Bomi County Community College (BCCC) faculty and instructional staffs have announced a go-slow action as of Monday, September 24, demanding the resignation of the college’s Board chair, Varney A. Yengbeh.
The faculty and staffs reiterated their earlier call to dissolve the college’s Board of Trustees and subsequently reconstitute it in line with the mandate that established the BCCC.
The faculty have therefore promised to press on with their demands until Yengbeh is removed.
The faculty and staff specifically called for the removal of the Board chair, Varney A. Yengbeh who, according to them, has consistently opposed and insulted the entire administration.
“This is a sad politically motivated development, given the tremendous achievement under this administration. The act of not replacing the Board chair is a recipe for continued conflict. We recalled that before Madam Sirleaf’s tenure expired, she convened a meeting with the Board and the administration,” the statement said.
According to the statement, Madam Sirleaf unequivocally referred to the Board as the main problem in the running of the BCCC.
She then told the Board to stop interfering in the operation of the college and that it should, instead, focus on policy responsibilities.
The statement said the requisite authorities have conspicuously ignored “our request” to intervene and settle the political chaos being imposed on the college by a few “politicians for selfish reasons.”
In response, Mr. Yengbeh denied being backed by some faculty and members of the alumina association.
“We are now preparing to take over the college, because President Weah has appointed Mr. Gray and I and, therefore, the faculty needs to know that it is only the President who has appointing powers,” Mr. Yengbeh said.
He said that the removal of Dr. Norman as president of the college has nothing to do with the forward transformation of the institution.

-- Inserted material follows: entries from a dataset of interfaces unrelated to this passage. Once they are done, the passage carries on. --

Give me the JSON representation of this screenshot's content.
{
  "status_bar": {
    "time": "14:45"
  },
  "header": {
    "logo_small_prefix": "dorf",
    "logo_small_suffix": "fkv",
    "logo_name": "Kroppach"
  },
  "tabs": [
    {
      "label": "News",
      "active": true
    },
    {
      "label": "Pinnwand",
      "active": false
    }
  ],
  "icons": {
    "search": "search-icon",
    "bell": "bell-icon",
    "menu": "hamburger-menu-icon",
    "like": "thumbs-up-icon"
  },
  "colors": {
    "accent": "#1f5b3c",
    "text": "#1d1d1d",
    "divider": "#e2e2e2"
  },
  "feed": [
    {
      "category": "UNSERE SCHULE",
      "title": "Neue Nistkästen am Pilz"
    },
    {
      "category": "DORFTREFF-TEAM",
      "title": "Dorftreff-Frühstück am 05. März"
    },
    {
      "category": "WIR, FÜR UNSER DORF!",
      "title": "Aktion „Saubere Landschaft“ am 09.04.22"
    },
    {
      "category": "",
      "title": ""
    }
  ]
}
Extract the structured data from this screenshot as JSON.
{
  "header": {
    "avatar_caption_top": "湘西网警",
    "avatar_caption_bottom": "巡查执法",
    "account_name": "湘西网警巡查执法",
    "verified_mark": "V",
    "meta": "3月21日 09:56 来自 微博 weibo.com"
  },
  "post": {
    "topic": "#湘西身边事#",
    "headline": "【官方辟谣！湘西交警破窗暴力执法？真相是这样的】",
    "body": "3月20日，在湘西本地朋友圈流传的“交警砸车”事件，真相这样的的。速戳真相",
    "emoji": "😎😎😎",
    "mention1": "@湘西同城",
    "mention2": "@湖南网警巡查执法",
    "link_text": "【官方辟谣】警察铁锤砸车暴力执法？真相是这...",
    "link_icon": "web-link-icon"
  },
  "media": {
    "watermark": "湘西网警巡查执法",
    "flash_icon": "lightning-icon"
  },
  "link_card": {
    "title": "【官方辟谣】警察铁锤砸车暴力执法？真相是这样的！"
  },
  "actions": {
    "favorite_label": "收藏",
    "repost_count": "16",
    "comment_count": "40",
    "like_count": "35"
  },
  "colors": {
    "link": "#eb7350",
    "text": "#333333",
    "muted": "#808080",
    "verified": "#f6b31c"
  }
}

Yengbeh then called on those who intend to stage go-slow at the college to abandon their action, “because Mr. Norman has served his tenure and must give way to a new administration.”
The changes at the college, according to Mr. Yengbeh, is not about Norman’s doing well or has done well. Rather, it is the President’s decision to appoint new people to run the college,” he added.